Highest of high-rises

The Empire State Building towers above its Gatsby-esque hometown


Edward Huang

The Empire State Building stands above New York City. Harker journalism visited the attraction during the CSPA Spring Convention, traveling all the way up to the 102nd floor.

by Arjun Barrett, Angelina Hu, and Edward Huang

NEW YORK — A cold breeze washes over a line of people huddled around the balcony of the 86th story of the Empire State Building. Just beyond the metal bars lies a breathtaking nighttime view of New York City, dancing lights dotting the metropolitan landscape like stars in the midnight sky.

In front of a sparkling champagne mosaic of the building, a guide waves the crowd down a path of inlaid art and deco on the floor. Glowing in dusky shades of pink and blue, an ivory miniature of the building is a reminder of what is to come. Just through lengthy lines of security, rooms upon rooms of black and white photos of the building’s construction, recreations of the building, and posters of famous movies filmed in the building lead to the elevators. As the brass-embellished doors open on the 86th floor, vibrant city lights flash against the backdrop of the dark sky, like fireflies shouting their greetings.

“Going outside to the observation deck was a good departure from spending a ton of time inside the building waiting in lines and being crowded in elevators,” Assistant Sports Editor Kevin Zhang (11) said. “It was fun experiencing the environment with other people also enjoying the view. Walking around the building and looking at the city from different angles allows you to see some really unique sights.”

Another short journey on a custom-made glass elevator ends on the 102nd floor, the uppermost floor of the building. From within the 360-degree glass observation deck, the view extends for miles throughout the cityscape. After enjoying their fill of selfies and pensive gazes, visitors exit via a series of elevators before finally returning once more to the ground.

The dawn of the 1930s marked the beginning of the Empire State Building’s construction, with over 3,000 workers laboring to turn the skyscraper into the world’s tallest building. In the midst of the Great Depression, the Empire State Building not only provided jobs for the unemployed but also gave Americans hope for a brighter and more prosperous future, according to tour guide Gordon Blair.

“The purpose of the Empire State Building is to represent prestige, power and American ingenuity,” Blair said. “While the Statue of Liberty was viewed as a symbol of freedom, the Empire State Building was power. When we constructed the building during the Great Depression, we wanted to show the world what we were still capable of.”

The Empire State Building first opened to the public in 1931, just over a year after its construction began. As one of the largest office spaces in the world in bustling New York City, the tower served the dual purpose of commerce and tourism for the American public. The Empire State Building offered tourists a new, expansive view of the city, and the single antenna crowning the skyscraper provided the first ever radio and television services.

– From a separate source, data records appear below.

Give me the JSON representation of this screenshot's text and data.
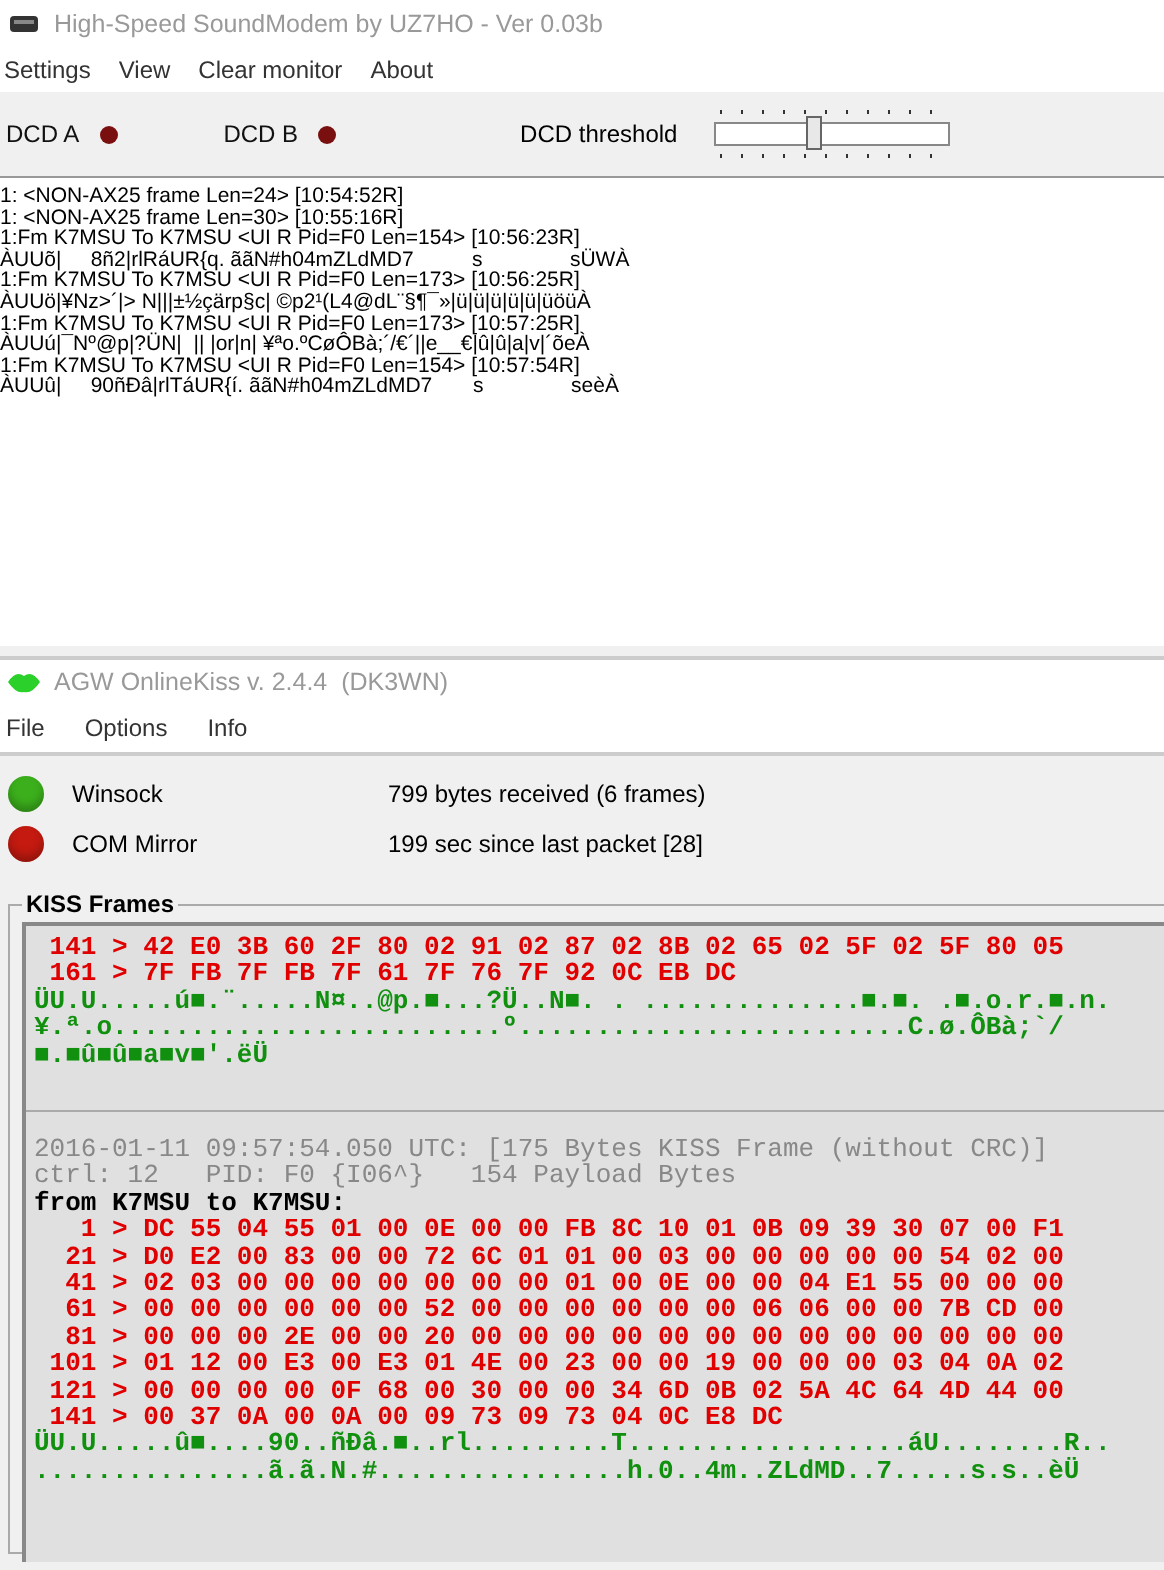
{
  "modem": {
    "title": "High-Speed SoundModem by UZ7HO - Ver 0.03b",
    "menu": [
      "Settings",
      "View",
      "Clear monitor",
      "About"
    ],
    "dcd": [
      {
        "label": "DCD A",
        "active": false
      },
      {
        "label": "DCD B",
        "active": false
      }
    ],
    "threshold": {
      "label": "DCD threshold",
      "level": 0.43
    },
    "monitor": [
      "1: <NON-AX25 frame Len=24> [10:54:52R]",
      "1: <NON-AX25 frame Len=30> [10:55:16R]",
      "1:Fm K7MSU To K7MSU <UI R Pid=F0 Len=154> [10:56:23R]",
      "ÀUUõ|     8ñ2|rlRáUR{q. ããN#h04mZLdMD7          s               sÜWÀ",
      "1:Fm K7MSU To K7MSU <UI R Pid=F0 Len=173> [10:56:25R]",
      "ÀUUö|¥Nz>´|> N|||±½çärp§c| ©p2¹(L4@dL¨§¶¯»|ü|ü|ü|ü|ü|üöüÀ",
      "1:Fm K7MSU To K7MSU <UI R Pid=F0 Len=173> [10:57:25R]",
      "ÀUUú|¯Nº@p|?ÜN|  || |or|n| ¥ªo.ºCøÔBà;´/€´||e__€|û|û|a|v|´õeÀ",
      "1:Fm K7MSU To K7MSU <UI R Pid=F0 Len=154> [10:57:54R]",
      "ÀUUû|     90ñÐâ|rlTáUR{í. ããN#h04mZLdMD7       s               seèÀ"
    ]
  },
  "kiss": {
    "title": "AGW OnlineKiss v. 2.4.4  (DK3WN)",
    "menu": [
      "File",
      "Options",
      "Info"
    ],
    "status": [
      {
        "label": "Winsock",
        "text": "799 bytes received (6 frames)",
        "color": "#3cb01c"
      },
      {
        "label": "COM Mirror",
        "text": "199 sec since last packet [28]",
        "color": "#c41a10"
      }
    ],
    "frames_title": "KISS Frames",
    "blocks": [
      [
        {
          "kind": "hex",
          "text": " 141 > 42 E0 3B 60 2F 80 02 91 02 87 02 8B 02 65 02 5F 02 5F 80 05"
        },
        {
          "kind": "hex",
          "text": " 161 > 7F FB 7F FB 7F 61 7F 76 7F 92 0C EB DC"
        },
        {
          "kind": "ascii",
          "text": "ÜU.U.....ú■.¨.....N¤..@p.■...?Ü..N■. . ..............■.■. .■.o.r.■.n."
        },
        {
          "kind": "ascii",
          "text": "¥.ª.o.........................º.........................C.ø.ÔBà;`/"
        },
        {
          "kind": "ascii",
          "text": "■.■û■û■a■v■'.ëÜ"
        }
      ],
      [
        {
          "kind": "meta",
          "text": "2016-01-11 09:57:54.050 UTC: [175 Bytes KISS Frame (without CRC)]"
        },
        {
          "kind": "meta",
          "text": "ctrl: 12   PID: F0 {I06^}   154 Payload Bytes"
        },
        {
          "kind": "header",
          "text": "from K7MSU to K7MSU:"
        },
        {
          "kind": "hex",
          "text": "   1 > DC 55 04 55 01 00 0E 00 00 FB 8C 10 01 0B 09 39 30 07 00 F1"
        },
        {
          "kind": "hex",
          "text": "  21 > D0 E2 00 83 00 00 72 6C 01 01 00 03 00 00 00 00 00 54 02 00"
        },
        {
          "kind": "hex",
          "text": "  41 > 02 03 00 00 00 00 00 00 00 01 00 0E 00 00 04 E1 55 00 00 00"
        },
        {
          "kind": "hex",
          "text": "  61 > 00 00 00 00 00 00 52 00 00 00 00 00 00 06 06 00 00 7B CD 00"
        },
        {
          "kind": "hex",
          "text": "  81 > 00 00 00 2E 00 00 20 00 00 00 00 00 00 00 00 00 00 00 00 00"
        },
        {
          "kind": "hex",
          "text": " 101 > 01 12 00 E3 00 E3 01 4E 00 23 00 00 19 00 00 00 03 04 0A 02"
        },
        {
          "kind": "hex",
          "text": " 121 > 00 00 00 00 0F 68 00 30 00 00 34 6D 0B 02 5A 4C 64 4D 44 00"
        },
        {
          "kind": "hex",
          "text": " 141 > 00 37 0A 00 0A 00 09 73 09 73 04 0C E8 DC"
        },
        {
          "kind": "ascii",
          "text": "ÜU.U.....û■....90..ñÐâ.■..rl.........T..................áU........R.."
        },
        {
          "kind": "ascii",
          "text": "...............ã.ã.N.#................h.0..4m..ZLdMD..7.....s.s..èÜ"
        }
      ]
    ]
  }
}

“The top of the Empire State Building was actually originally built to dock blimps,” Blair said. “When the Hindenburg disaster happened, we decided to switch gears and put an antenna at the top of the building, which was the first antenna to broadcast radio and television.”

Almost a century later, the Empire State Building still remains a cultural icon, a single, distinct beacon amidst the sea of dwarfed structures. With now over 4 million visitors every year, one of the tallest skyscrapers in the country has cemented itself in American history, one floor at a time.